SUPPLIED ENTRIES
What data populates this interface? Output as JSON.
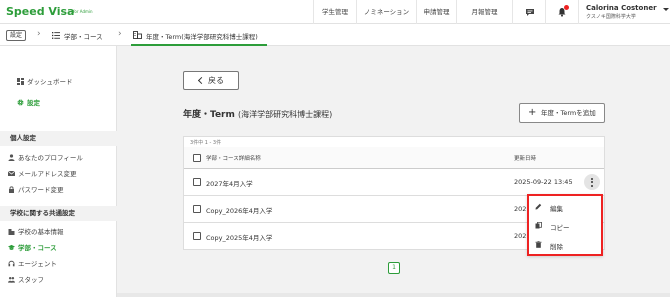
{
  "header": {
    "brand": "Speed Visa",
    "brand_sub": "for Admin",
    "nav": [
      "学生管理",
      "ノミネーション",
      "申請管理",
      "月報管理"
    ],
    "notification_badge": "",
    "user_name": "Calorina Costoner",
    "user_org": "クスノキ国際科学大学"
  },
  "breadcrumb": {
    "settings": "設定",
    "item1": "学部・コース",
    "item2": "年度・Term(海洋学部研究科博士課程)"
  },
  "sidebar": {
    "dashboard": "ダッシュボード",
    "settings": "設定",
    "personal_section": "個人設定",
    "personal_items": [
      "あなたのプロフィール",
      "メールアドレス変更",
      "パスワード変更"
    ],
    "school_section": "学校に関する共通設定",
    "school_items": [
      "学校の基本情報",
      "学部・コース",
      "エージェント",
      "スタッフ"
    ]
  },
  "main": {
    "back_label": "戻る",
    "title": "年度・Term",
    "title_sub": "(海洋学部研究科博士課程)",
    "add_label": "年度・Termを追加",
    "table": {
      "count": "3件中 1 - 3件",
      "col_name": "学部・コース詳細名称",
      "col_updated": "更新日時",
      "rows": [
        {
          "name": "2027年4月入学",
          "updated": "2025-09-22 13:45"
        },
        {
          "name": "Copy_2026年4月入学",
          "updated": "202"
        },
        {
          "name": "Copy_2025年4月入学",
          "updated": "202"
        }
      ]
    },
    "menu": {
      "edit": "編集",
      "copy": "コピー",
      "delete": "削除"
    },
    "page": "1"
  },
  "colors": {
    "brand_green": "#2d9d3a",
    "highlight_red": "#e22"
  }
}
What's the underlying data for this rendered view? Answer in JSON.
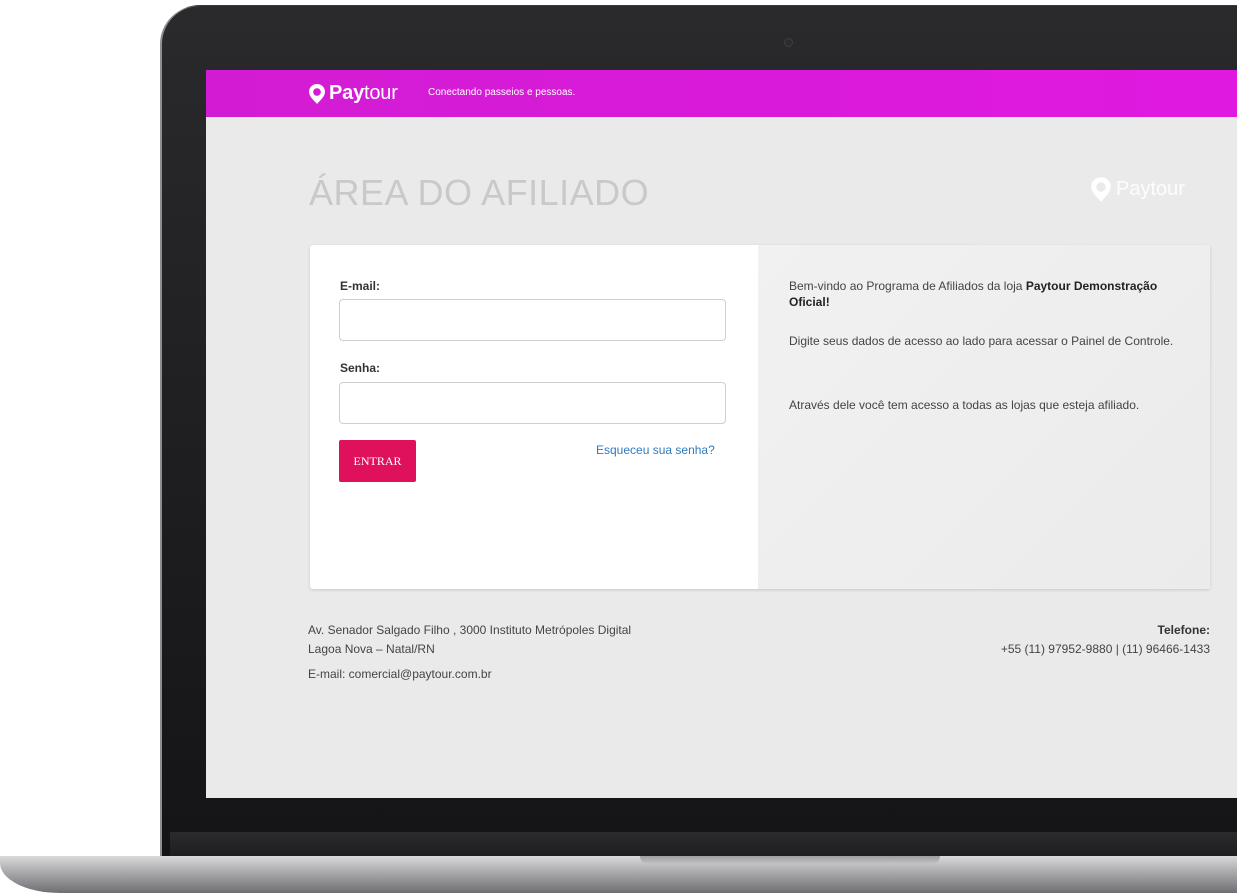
{
  "header": {
    "brand_pay": "Pay",
    "brand_tour": "tour",
    "tagline": "Conectando passeios e pessoas."
  },
  "page": {
    "title": "ÁREA DO AFILIADO",
    "watermark": "Paytour"
  },
  "login": {
    "email_label": "E-mail:",
    "email_value": "",
    "password_label": "Senha:",
    "password_value": "",
    "submit_label": "ENTRAR",
    "forgot_label": "Esqueceu sua senha?"
  },
  "info": {
    "p1_text": "Bem-vindo ao Programa de Afiliados da loja ",
    "p1_bold": "Paytour Demonstração Oficial",
    "p1_end": "!",
    "p2": "Digite seus dados de acesso ao lado para acessar o Painel de Controle.",
    "p3": "Através dele você tem acesso a todas as lojas que esteja afiliado."
  },
  "footer": {
    "address_line1": "Av. Senador Salgado Filho , 3000 Instituto Metrópoles Digital",
    "address_line2": "Lagoa Nova – Natal/RN",
    "email": "E-mail: comercial@paytour.com.br",
    "phone_label": "Telefone:",
    "phone_numbers": "+55 (11) 97952-9880 | (11) 96466-1433"
  },
  "colors": {
    "brand_magenta": "#e019e0",
    "button_pink": "#e0115c",
    "link_blue": "#2e7bbf"
  },
  "icons": {
    "brand": "location-pin-logo",
    "watermark": "location-pin-logo"
  }
}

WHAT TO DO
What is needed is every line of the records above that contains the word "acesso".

RESULT FOR THIS TASK
    "p2": "Digite seus dados de acesso ao lado para acessar o Painel de Controle.",
    "p3": "Através dele você tem acesso a todas as lojas que esteja afiliado."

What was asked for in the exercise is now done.